On Monday, I made tortillas by hand. It’s fairly easy – all you need is water, flour and a pinch of salt – but takes a lot of time to do! We filled them with spinach, bell pepper, courgette and roasted squash. As a sauce, I made a waste free no-cheese dip, cheesified by nutritional yeast bought package free from Minimal Waste Grocery last week. It also contained water, coconut oil, flour, salt, pepper, and smoked paprika. I honestly can’t wait to bake a lasagna with this sauce on top! The only plastic used for this meal (I know, not zero waste but we’re nearly there) came from a bag of spinach which from now on, we can eliminate!
On Friday, I spent some time on YouTube and stumbled upon Niomi Smart’s new video recipe. Since it included kale, which we had delivered the day before, I couldn’t resist making it. It also called for butternut squash and chickpeas, and we still had both at home. It was yum!
Sunday morning pancake time! For months now, we haven’t bought dairy-free milk alternatives. Milk cartons, also known as Tetra pak, contain many materials. And we still don’t know whether they’re better or worse for our environment than plastic bottles. We simply avoid buying them because good for our planet, they’re certainly not. Making pancakes with water, or adding a mashed banana, is definitely an option. But having milk makes them quite a bit creamier. Jordy made this Sunday’s pancake batter with a can of low fat coconut milk combined with some water, and it worked out just the way we wanted! The pancakes were smooth and soft, but didn’t taste like coconut at all!
We topped them with a chocolate spread made from peanut butter, mashed banana, and cocoa powder. We didn’t finish the spread entirely, so we mixed some oats and water through it to enjoy later that day. ‘Overday’ oats, I guess 😉
Products we bought with plastic and general waste
This week, we bought four items that contained recyclable or non-recyclable, single use plastic. In Ireland, flimsy plastics (like foils and wrappers) are not currently recycled.
- Dried garlic in glass jar with plastic lid
- Dried rosemary in glass jar with plastic lid
- Toilet paper in plastic packaging
- Peanut butter in glass jar with plastic lid (we’re reusing the jar, usually we buy metal lid jars)
- Pine nuts in a plastic bag
The toilet paper was necessary and fully unavoidable.
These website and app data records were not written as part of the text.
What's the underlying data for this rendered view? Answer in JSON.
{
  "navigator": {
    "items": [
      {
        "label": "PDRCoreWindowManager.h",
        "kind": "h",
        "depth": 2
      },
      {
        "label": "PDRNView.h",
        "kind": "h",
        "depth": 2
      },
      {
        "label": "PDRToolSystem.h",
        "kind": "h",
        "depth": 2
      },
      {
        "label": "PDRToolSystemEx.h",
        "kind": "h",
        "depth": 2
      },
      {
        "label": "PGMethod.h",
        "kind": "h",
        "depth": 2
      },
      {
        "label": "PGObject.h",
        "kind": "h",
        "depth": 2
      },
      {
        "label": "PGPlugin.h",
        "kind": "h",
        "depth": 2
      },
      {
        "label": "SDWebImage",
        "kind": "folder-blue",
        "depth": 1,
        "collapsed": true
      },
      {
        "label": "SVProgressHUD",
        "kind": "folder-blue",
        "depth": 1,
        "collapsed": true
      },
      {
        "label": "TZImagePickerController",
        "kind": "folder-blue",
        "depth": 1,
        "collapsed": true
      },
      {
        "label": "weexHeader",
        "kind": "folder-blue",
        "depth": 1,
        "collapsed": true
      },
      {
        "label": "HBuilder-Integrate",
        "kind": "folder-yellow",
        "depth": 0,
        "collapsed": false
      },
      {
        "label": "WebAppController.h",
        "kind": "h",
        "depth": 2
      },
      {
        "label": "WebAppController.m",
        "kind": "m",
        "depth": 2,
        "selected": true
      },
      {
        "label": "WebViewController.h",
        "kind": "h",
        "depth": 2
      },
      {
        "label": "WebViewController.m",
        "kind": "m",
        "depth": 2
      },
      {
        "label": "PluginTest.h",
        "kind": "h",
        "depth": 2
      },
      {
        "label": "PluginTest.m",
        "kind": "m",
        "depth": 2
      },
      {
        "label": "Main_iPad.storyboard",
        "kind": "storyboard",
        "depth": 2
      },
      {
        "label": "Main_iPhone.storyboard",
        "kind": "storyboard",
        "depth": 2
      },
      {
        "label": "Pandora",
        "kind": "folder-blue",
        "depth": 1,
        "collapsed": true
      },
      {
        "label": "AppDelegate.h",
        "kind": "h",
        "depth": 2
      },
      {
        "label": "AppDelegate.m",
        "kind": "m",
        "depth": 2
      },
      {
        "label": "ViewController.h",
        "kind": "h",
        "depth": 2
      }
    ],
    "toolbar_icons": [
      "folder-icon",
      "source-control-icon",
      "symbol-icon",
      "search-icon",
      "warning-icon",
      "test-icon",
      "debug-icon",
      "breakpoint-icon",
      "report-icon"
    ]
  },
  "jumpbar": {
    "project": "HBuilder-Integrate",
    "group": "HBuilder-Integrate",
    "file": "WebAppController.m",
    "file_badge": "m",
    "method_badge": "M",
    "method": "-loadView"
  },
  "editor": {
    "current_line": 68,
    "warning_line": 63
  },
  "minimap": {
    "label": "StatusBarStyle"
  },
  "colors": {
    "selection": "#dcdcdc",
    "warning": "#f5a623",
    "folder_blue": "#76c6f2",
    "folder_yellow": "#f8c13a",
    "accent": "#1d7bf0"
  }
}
We bought a pack of 12 rather than 4-8 rolls as to minimize the surface area and hence the non-recyclable plastic packaging. The plastic lid on the peanut butter jar was definitely not necessary. We could’ve bought our usual Whole Earth PB but saw this cheaper one and fell for it. We won’t do that again, we can afford the others.
Dried herbs and spices are difficult for us to find, however. We can get a few of them at Minimal Waste Grocery, but certainly not all. Our favorites include garlic, smoked paprika, rosemary, chili flakes, and a good Italian herb mix. We really have to find a store where we can find a wider selection of spices and herbs! What we did find, after buying a bag of them in the supermarket, is pine nuts. Guess we won’t have to buy those in a plastic bag after all!